### Input for this task
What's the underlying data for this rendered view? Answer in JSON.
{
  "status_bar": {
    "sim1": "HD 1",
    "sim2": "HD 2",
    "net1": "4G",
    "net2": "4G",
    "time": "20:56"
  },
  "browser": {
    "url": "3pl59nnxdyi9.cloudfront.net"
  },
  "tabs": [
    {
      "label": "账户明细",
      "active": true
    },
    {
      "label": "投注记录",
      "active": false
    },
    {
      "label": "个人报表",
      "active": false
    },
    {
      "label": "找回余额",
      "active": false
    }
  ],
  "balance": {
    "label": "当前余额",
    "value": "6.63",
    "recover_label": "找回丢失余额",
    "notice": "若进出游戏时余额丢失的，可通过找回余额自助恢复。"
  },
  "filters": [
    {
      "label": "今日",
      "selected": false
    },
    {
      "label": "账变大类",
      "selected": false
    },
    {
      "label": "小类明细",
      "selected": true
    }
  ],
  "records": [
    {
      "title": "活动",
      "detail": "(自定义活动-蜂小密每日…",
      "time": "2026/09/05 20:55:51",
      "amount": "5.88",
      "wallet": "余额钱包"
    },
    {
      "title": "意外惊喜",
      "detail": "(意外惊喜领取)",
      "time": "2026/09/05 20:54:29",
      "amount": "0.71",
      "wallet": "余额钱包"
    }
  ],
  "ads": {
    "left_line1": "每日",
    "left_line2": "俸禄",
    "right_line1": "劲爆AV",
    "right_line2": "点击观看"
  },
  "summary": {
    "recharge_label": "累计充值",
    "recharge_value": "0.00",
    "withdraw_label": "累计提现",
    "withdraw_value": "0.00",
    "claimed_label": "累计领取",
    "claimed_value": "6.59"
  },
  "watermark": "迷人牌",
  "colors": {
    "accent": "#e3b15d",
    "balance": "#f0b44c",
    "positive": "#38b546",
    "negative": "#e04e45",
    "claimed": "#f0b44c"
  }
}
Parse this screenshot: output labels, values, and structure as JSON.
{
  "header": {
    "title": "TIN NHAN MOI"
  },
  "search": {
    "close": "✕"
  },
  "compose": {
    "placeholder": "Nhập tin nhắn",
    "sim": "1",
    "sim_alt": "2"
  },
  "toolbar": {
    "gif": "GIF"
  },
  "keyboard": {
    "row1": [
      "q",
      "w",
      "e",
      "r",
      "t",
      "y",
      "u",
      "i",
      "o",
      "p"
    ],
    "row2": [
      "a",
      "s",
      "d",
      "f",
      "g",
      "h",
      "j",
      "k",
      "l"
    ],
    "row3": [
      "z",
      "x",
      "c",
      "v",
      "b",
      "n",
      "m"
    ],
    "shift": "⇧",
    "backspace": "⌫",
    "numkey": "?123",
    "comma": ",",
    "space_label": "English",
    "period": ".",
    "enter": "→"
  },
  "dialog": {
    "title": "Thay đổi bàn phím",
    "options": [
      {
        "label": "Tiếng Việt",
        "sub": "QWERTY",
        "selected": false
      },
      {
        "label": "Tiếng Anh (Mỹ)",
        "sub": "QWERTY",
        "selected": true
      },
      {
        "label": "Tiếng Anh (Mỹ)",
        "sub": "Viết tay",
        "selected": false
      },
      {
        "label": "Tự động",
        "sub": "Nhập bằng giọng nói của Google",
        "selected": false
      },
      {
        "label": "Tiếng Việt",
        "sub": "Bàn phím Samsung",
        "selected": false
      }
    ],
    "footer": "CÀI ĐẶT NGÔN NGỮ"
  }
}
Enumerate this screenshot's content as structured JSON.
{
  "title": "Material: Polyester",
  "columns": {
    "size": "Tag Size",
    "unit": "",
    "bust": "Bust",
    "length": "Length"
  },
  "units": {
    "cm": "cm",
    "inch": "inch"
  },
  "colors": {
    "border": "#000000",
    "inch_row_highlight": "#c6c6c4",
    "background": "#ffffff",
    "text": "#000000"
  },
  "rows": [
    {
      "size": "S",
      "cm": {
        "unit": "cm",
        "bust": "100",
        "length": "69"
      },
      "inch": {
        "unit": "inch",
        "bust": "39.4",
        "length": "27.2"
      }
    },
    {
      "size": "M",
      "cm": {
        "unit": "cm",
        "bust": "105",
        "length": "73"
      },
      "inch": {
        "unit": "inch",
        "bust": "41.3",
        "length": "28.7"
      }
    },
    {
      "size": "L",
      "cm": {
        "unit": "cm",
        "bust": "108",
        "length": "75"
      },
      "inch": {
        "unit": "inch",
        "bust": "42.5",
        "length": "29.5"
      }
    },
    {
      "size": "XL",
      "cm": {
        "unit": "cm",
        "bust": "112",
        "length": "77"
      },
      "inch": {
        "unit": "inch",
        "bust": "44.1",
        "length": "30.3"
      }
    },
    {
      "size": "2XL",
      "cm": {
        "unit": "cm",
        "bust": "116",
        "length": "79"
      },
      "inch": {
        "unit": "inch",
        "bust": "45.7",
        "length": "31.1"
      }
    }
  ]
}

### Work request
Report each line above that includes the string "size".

### Answer space
    "size": "Tag Size",
      "size": "S",
      "size": "M",
      "size": "L",
      "size": "XL",
      "size": "2XL",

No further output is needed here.